At the beginning of 1940, Korten was transferred to the general staff of the Luftflotte 3 (3rd Air Fleet), in which he served during the Battle of France and in the Battle of Britain. On 19 July he was promoted to Major-General. In January 1941 he transferred back to the 4th Air Fleet, in order to participate in the Balkans Campaign and in the assault on the Soviet Union (Operation Barbarossa). In August 1942 he was promoted to Lieutenant-General and took over the command over the I. Fliegerkorps, which fought at the southern sector of the Eastern Front and was temporarily transferred to the "Luftwaffenkommando Don" during the Battle of Stalingrad.
At the beginning of 1943 Korten was promoted to General and in the summer replaced Alfred Keller at Luftflotte 1 (1st Air Fleet). A few weeks later, on 25 August he accepted the position of Chief of the General Staff of the Luftwaffe, after the former Chief of the General Staff Hans Jeschonnek committed suicide.
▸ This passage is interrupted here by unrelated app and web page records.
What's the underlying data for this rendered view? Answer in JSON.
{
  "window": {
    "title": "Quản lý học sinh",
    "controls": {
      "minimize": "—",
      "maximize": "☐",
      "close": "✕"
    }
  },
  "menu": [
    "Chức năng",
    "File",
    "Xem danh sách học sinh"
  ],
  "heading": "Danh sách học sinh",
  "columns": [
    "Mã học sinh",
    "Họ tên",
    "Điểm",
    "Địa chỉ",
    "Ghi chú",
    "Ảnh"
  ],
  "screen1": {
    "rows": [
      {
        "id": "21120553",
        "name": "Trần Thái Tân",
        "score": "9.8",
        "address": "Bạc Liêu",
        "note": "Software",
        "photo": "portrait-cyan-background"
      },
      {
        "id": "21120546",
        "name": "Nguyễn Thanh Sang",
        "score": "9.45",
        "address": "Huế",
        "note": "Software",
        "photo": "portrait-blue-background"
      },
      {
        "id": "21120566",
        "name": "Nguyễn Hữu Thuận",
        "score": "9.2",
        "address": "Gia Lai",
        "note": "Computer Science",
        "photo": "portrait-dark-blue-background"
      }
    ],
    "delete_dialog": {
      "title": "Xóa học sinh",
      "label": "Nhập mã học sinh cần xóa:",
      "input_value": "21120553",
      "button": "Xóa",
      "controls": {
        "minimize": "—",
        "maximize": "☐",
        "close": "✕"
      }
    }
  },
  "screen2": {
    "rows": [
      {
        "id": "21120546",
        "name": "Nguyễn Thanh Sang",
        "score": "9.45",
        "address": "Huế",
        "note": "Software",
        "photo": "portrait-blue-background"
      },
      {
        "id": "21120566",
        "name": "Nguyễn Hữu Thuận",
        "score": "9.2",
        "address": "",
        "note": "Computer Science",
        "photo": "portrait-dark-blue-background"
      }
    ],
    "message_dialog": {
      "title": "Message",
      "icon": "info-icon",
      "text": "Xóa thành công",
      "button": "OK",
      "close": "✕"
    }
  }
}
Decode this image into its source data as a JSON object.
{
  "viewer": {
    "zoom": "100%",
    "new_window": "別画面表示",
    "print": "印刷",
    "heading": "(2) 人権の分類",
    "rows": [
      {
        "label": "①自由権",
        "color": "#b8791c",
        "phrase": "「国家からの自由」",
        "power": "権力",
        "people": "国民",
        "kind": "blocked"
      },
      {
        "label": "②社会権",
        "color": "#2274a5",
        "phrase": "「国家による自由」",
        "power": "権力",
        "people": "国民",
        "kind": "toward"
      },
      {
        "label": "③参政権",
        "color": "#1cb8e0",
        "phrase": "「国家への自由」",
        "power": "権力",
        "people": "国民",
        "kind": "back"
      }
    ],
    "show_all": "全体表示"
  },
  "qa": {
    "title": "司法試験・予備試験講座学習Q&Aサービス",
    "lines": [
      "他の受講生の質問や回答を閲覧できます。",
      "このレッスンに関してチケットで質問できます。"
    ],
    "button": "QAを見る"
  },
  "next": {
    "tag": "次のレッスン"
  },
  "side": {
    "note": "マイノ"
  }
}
Korten was seriously wounded in the Wolfsschanze near Rastenburg during the 20 July Plot in 1944, in which Colonel Claus von Stauffenberg attempted to assassinate Hitler with a bomb. Two days after the assassination attempt he succumbed to his injuries in the military hospital attached to the Führer's headquarters. Like the other military victims Rudolf Schmundt and Heinz Brandt he was posthumously promoted, in his case to Colonel-General.
- Iron Cross (1914), 2nd and 1st Class
- Clasp to the Iron Cross (1939), 2nd and 1st Class
- German Cross in Gold (29 December 1942)
- Knight's Cross of the Iron Cross on 3 May 1941 as Generalmajor and Chief of the General Staff of Luftflotte 4
- Wound Badge of July 20 (posthumously)
- Patzwall, Klaus D.; Scherzer, Veit (2001). Das Deutsche Kreuz 1941 – 1945 Geschichte und Inhaber Band II [The German Cross 1941 – 1945 History and Recipients Volume 2] (in German). Norderstedt, Germany: Verlag Klaus D. Patzwall. ISBN 978-3-931533-45-8.
- Scherzer, Veit (2007). Die Ritterkreuzträger 1939–1945 Die Inhaber des Ritterkreuzes des Eisernen Kreuzes 1939 von Heer, Luftwaffe, Kriegsmarine, Waffen-SS, Volkssturm sowie mit Deutschland verbündeter Streitkräfte nach den Unterlagen des Bundesarchives [The Knight's Cross Bearers 1939–1945 The Holders of the Knight's Cross of the Iron Cross 1939 by Army, Air Force, Navy, Waffen-SS, Volkssturm and Allied Forces with Germany According to the Documents of the Federal Archives] (in German). Jena, Germany: Scherzers Militaer-Verlag. ISBN 978-3-938845-17-2.
| Commander of Luftwaffenkommando Don
26 August 1942 – 17 February 1943
Generaloberst Alfred Keller
| Commander of Luftflotte 1
12 June 1943 – 23 August 1943
General Kurt Pflugbeil
Generaloberst Hans Jeschonnek
| Chief of the Luftwaffe General Staff
4 September 1943 – 22 July 1944
General der Flieger Werner Kreipe